The internet also produces a kind of meta awareness, where intimacy no longer exists and the distinction between news and entertainment has all but disappeared. Today, a celebrity, be it Kristen Stewart or Khloe Kardashian, must be prepared to have their lives documented and dissected. Moreover, social media has given celebrity addicts the ultimate access. Burr describes each new tweet or Facebook post as “providing more ‘immediacy’ and ‘authenticity’–more apparent closeness to the star–than the one before it.” With the internet, Miley Cyrus can attempt to reinvent her image, for better or worse, in ways that Elizabeth Taylor never could. The social media profiles of celebrities allow the public, what Burr refers to as “the great unwashed,” to view the star’s life firsthand. The “media Omniverse” of our cell phones, tablets and On Demand “conspires to strip movie stars of their mystique by distributing their secrets–the realness we think we want to know–to the world at large.”
A century after the beginnings of movie stardom, we must examine the consequences that our hyper-obsession with celebrity has had on our culture. Burr believes that “the notion of celebrity has been devalued by our new ability to celebrate ourselves, whoever those selves may be at any given moment. We’re just starting to ask what part of us may be getting devalued in the bargain.” Our technological advances have produced a “flowering of a fully enabled culture of the self” while diminishing the importance of the star. But is that really so bad? In theory, the shrinking of the mythology of the star should sober us from our addiction to celebrity. However, some people are even more obsessed now with their ability to berate celebrities for their shortcomings than we ever were in idolizing their supremacy.
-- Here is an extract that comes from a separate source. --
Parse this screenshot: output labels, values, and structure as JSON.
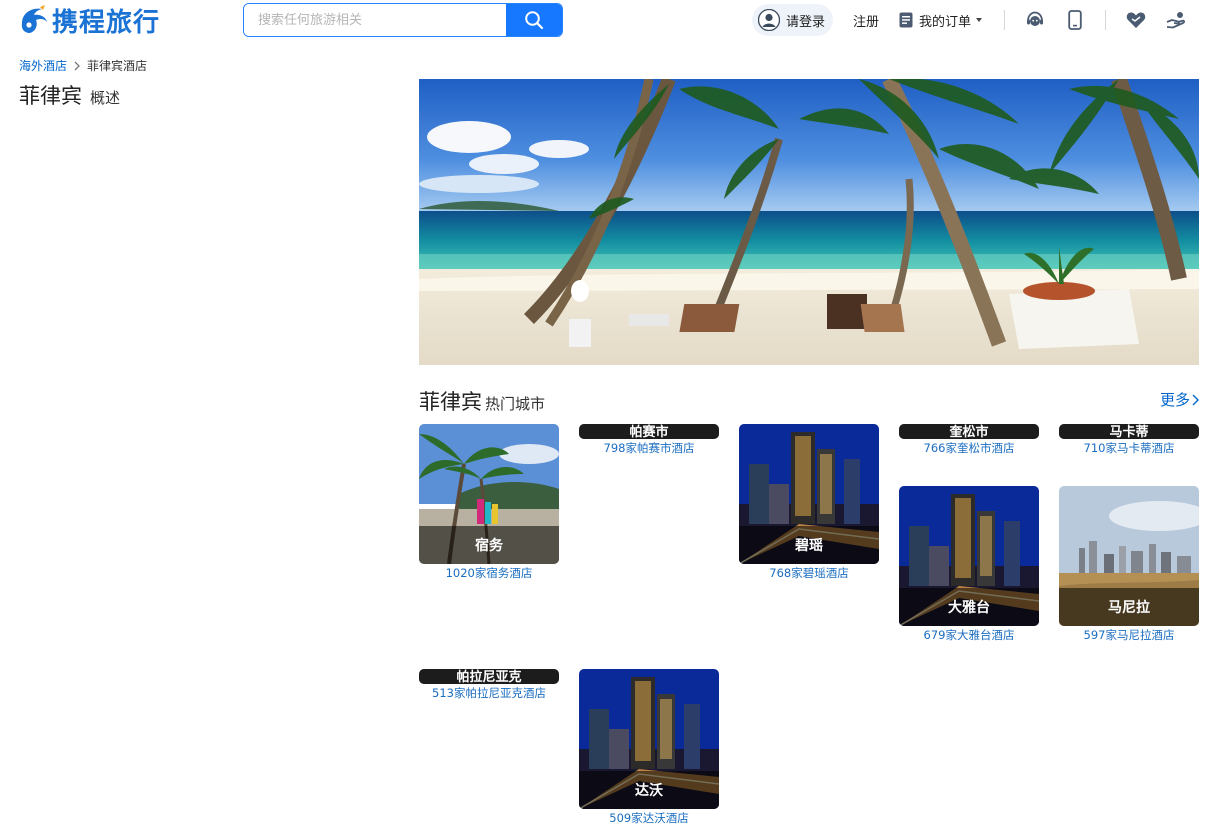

Burr writes, “Each mechanical advance over the course of the past media century has brought the gift of fire closer while diminishing the gods offering it.” At what point will the public label worthless that which its so desired, as the young Marlon Brando once did so candidly. For every flattering image of a celebrity online, there are an equal amount of defamations. The star’s power and pop value today are only as large as their audience will allow.
Celebrity worship used to be reserved for those who accomplished something great or who represented the best of a generation. Now, the famous include Honey Boo Boo and Snooki. As reality television becomes more of a mainstay in modern culture, the zone where real people and celebrities intersect widens. Today sudden celebrities are born, not from any particular ability, but from their own unique commonness. Everyday, more non-stars subject themselves and their anything-but-glamorous identities to the mockery of a nation of viewers. Additionally, those broken celebrities who lost the attention of the public long ago are actively positioning themselves back into the public eye through shows like “Celebrity Rehab.” As Burr writes, “We are now facing the death throes of the old order of stardom–famous people flinging themselves willingly into the pit.”
If fame is available to anyone willing, where does that lead us? If our culture spent the last century worshipping the altar of “the church of celebrity,” perhaps a new object of worship, that of honesty and humility, will become manifest. Discovering the value in who we are instead of probing movie stars and celebrities for a self that never dies. Maybe we need to leave behind our concern for the fantasy of celebrity and replace it with an intent to become more present in that which we are truly, undoubtedly experiencing: reality.